On 20 January the UN Security Council issued a Presidential Statement, urging states involved in operations against Boko Haram to comply with international human rights, refugee and humanitarian law.
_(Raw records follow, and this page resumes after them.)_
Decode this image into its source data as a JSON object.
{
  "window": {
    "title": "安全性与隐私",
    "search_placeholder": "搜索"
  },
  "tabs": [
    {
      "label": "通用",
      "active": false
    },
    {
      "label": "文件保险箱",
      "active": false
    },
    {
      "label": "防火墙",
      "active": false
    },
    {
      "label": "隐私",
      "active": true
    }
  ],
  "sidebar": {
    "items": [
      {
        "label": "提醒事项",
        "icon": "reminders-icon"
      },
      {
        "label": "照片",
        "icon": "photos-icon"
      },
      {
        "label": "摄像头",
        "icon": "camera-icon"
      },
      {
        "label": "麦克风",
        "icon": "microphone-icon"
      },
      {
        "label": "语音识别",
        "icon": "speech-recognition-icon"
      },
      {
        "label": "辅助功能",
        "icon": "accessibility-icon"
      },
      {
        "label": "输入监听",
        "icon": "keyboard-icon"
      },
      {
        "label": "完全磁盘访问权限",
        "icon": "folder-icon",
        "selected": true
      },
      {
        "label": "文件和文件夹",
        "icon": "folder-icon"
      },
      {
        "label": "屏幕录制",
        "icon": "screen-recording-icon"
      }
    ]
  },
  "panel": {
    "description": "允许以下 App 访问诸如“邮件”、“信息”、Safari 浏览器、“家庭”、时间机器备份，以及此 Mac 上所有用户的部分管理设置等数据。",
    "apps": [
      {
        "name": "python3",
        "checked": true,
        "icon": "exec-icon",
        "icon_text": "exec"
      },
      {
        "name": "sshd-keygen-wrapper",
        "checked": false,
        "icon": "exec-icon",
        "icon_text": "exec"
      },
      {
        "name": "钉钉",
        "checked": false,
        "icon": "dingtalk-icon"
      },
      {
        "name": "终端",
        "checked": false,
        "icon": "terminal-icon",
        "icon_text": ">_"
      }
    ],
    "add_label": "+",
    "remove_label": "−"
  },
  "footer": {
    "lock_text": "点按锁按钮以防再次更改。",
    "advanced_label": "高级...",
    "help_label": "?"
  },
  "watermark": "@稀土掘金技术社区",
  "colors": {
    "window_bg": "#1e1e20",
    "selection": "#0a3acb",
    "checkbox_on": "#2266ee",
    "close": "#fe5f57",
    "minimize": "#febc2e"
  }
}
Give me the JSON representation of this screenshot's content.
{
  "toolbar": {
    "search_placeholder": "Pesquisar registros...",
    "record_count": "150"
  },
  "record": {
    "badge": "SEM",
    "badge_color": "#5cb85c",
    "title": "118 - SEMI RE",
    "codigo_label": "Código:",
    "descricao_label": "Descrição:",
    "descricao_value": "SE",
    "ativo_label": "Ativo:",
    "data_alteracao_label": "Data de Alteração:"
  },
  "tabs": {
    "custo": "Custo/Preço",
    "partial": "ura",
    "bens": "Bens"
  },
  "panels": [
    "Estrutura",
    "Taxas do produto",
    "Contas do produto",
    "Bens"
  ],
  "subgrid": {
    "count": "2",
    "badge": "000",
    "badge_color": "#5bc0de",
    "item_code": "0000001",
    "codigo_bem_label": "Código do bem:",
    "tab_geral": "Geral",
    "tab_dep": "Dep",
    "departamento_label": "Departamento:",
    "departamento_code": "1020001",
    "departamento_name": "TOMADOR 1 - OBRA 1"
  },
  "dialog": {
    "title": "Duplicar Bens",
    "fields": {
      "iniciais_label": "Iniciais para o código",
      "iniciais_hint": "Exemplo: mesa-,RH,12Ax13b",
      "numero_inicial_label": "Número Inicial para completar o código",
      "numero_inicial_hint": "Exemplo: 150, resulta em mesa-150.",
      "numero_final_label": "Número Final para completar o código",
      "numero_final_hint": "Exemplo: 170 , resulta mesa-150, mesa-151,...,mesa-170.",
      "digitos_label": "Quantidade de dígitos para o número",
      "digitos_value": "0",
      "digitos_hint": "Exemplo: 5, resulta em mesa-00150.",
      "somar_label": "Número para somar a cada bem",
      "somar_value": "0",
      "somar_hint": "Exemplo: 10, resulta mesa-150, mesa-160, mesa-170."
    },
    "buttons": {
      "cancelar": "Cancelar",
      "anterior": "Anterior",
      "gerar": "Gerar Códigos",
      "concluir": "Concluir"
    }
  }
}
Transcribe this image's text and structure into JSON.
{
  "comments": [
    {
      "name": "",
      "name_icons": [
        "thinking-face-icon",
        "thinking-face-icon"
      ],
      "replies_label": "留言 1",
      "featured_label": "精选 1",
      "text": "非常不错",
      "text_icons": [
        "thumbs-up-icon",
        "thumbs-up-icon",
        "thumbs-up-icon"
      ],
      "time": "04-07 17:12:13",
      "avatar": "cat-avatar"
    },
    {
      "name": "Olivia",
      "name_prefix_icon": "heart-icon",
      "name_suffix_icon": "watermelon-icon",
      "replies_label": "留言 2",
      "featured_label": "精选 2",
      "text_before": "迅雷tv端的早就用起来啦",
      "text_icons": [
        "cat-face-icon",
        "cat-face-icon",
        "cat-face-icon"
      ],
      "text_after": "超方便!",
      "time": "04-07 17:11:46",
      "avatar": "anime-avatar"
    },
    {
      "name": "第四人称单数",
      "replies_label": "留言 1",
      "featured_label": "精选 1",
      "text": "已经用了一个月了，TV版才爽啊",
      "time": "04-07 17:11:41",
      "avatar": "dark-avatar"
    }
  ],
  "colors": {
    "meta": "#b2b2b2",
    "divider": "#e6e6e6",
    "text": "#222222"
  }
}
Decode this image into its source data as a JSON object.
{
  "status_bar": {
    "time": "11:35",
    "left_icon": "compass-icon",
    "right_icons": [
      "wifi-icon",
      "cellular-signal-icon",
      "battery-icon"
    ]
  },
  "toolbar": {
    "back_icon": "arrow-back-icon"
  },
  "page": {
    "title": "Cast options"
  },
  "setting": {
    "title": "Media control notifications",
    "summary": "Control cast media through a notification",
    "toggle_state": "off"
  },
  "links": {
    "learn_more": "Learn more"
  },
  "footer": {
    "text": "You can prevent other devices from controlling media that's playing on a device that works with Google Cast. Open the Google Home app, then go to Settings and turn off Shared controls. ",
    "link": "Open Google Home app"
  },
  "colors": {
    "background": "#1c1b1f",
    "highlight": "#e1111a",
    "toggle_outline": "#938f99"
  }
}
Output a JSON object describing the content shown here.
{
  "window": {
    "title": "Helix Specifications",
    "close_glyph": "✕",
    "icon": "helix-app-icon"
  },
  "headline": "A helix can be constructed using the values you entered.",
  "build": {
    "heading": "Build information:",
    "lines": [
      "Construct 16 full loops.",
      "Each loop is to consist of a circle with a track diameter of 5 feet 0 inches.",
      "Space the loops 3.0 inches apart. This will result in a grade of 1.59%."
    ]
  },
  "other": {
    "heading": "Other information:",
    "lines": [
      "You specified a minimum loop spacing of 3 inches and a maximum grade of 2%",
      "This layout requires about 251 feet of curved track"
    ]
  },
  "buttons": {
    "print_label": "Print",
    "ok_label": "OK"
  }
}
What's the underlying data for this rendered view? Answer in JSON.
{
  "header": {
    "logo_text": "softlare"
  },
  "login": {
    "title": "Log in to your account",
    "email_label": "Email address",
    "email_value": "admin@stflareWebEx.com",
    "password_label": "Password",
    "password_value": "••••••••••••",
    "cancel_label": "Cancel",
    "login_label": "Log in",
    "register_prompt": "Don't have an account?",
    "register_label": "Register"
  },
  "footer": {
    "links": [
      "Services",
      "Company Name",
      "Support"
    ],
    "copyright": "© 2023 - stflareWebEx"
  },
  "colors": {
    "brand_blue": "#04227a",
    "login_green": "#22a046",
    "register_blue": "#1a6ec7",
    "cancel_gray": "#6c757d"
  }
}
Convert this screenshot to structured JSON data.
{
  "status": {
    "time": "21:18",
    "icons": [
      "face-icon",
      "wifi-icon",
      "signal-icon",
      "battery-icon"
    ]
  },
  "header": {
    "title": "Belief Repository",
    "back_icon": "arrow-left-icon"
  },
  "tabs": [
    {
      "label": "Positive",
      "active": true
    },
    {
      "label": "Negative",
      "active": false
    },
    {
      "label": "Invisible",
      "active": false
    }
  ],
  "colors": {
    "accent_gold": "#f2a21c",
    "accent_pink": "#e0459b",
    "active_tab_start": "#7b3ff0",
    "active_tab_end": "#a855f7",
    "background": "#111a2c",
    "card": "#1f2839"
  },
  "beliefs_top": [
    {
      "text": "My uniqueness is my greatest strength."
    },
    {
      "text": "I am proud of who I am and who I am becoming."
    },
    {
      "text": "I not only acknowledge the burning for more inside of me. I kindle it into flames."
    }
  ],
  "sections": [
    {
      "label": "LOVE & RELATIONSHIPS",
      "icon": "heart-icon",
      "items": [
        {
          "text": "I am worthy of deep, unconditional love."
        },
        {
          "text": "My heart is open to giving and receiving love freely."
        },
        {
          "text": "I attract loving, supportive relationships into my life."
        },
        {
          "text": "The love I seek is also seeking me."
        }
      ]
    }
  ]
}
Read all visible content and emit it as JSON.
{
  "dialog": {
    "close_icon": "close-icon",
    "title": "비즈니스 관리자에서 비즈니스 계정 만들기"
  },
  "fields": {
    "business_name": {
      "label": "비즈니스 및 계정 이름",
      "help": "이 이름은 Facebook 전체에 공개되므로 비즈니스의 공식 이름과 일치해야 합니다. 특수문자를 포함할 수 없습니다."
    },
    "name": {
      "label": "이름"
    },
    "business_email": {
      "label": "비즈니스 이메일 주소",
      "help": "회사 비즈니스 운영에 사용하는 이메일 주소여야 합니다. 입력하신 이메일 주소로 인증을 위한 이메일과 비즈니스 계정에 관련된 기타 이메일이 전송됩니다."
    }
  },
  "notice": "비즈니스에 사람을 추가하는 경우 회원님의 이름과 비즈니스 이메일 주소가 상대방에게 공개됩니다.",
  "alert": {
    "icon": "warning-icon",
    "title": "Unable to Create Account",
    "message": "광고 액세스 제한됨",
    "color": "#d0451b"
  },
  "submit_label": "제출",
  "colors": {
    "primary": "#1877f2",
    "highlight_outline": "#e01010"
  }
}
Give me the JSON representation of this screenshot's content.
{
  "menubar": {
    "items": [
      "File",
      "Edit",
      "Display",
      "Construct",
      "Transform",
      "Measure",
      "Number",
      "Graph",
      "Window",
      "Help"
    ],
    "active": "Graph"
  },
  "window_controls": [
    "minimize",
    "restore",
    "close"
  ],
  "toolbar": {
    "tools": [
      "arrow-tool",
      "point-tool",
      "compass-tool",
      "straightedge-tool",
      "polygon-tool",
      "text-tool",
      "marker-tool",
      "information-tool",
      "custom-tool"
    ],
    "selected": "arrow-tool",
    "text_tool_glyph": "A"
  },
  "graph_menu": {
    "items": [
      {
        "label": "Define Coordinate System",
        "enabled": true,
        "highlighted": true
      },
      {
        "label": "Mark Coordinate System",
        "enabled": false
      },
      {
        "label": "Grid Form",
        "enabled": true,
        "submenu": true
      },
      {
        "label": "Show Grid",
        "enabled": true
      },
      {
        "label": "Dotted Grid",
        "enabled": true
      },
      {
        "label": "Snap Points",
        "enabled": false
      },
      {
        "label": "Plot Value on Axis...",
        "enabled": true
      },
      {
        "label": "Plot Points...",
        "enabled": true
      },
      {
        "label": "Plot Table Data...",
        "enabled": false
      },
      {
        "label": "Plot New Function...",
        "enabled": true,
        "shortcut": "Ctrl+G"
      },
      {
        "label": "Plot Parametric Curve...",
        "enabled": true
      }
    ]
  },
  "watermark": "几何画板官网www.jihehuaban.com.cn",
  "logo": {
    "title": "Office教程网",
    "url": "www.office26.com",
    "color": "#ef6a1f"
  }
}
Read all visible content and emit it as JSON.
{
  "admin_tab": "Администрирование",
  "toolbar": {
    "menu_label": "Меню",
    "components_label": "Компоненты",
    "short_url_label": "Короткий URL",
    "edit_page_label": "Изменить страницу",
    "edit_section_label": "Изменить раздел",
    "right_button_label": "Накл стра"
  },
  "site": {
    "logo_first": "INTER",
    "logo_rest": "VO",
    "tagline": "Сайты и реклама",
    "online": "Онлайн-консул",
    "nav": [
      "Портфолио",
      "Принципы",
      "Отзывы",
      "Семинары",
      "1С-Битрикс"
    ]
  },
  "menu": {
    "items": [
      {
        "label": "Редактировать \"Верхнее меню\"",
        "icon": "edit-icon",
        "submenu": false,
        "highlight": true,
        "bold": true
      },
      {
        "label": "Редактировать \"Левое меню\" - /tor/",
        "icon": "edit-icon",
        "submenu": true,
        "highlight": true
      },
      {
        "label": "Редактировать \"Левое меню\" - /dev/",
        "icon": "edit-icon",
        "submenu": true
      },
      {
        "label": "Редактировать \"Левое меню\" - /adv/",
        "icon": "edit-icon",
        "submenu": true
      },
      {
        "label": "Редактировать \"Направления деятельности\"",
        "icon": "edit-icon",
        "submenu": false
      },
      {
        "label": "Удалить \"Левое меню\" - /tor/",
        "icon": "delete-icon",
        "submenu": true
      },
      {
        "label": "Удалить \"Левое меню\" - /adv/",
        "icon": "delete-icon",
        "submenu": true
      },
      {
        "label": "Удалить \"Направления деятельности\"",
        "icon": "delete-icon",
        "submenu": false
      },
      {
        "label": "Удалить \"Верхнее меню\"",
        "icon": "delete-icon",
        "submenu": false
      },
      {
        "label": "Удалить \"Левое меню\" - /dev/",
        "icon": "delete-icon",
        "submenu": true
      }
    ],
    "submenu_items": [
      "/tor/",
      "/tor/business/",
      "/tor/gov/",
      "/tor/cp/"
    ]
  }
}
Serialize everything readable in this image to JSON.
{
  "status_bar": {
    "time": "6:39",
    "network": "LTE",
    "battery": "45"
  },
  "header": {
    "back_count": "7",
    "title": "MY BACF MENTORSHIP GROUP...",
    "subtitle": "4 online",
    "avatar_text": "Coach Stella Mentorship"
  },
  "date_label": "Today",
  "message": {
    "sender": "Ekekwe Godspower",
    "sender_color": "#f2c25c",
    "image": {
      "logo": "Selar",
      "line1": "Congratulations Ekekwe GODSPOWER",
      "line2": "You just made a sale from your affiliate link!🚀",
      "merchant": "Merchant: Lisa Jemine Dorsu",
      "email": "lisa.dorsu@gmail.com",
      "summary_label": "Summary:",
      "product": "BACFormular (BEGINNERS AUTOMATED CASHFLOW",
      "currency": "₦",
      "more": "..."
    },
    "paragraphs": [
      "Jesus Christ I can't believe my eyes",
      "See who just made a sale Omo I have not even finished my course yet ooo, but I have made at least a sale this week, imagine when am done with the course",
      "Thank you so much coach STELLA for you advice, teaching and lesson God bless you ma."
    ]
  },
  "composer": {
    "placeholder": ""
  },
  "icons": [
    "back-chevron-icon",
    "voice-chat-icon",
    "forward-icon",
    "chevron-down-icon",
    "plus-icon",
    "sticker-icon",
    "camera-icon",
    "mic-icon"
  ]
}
The statement also emphasized deep concern over the humanitarian crisis and the importance of rebuilding areas liberated from Boko Haram.
The UN Security Council is scheduled to visit Nigeria, Cameroon and Niger from 2-7 March to assess the security and humanitarian situation in the region.
— MSF International (@MSF) February 22, 2017
Governments involved in the MNJTF and ongoing military operations against Boko Haram need to mitigate the risk to civilians and strictly adhere to international humanitarian law (IHL) and international human rights law (IHRL). Captured Boko Haram leaders should be held accountable for possible crimes against humanity in areas under their previous command and control.
It is essential that the government of Nigeria addresses the root causes of recurring inter-communal conflict, especially in the “middle belt” region, through socio-economic initiatives and political reforms that tackle land rights, corruption, and poor governance, as well as access to employment and educational opportunities. Compensation to victims and help with rebuilding livelihoods, destroyed in clashes between semi-nomadic herdsmen and settled farming communities, is necessary to prevent another humanitarian crisis and end recurring conflict.
The government needs to urgently undertake a comprehensive security sector reform to ensure that the army and police are trained to protect civilians and prevent mass atrocities in a manner consistent with international law.
SOURCE: Atrocity Alert No. 44, February 22, 2017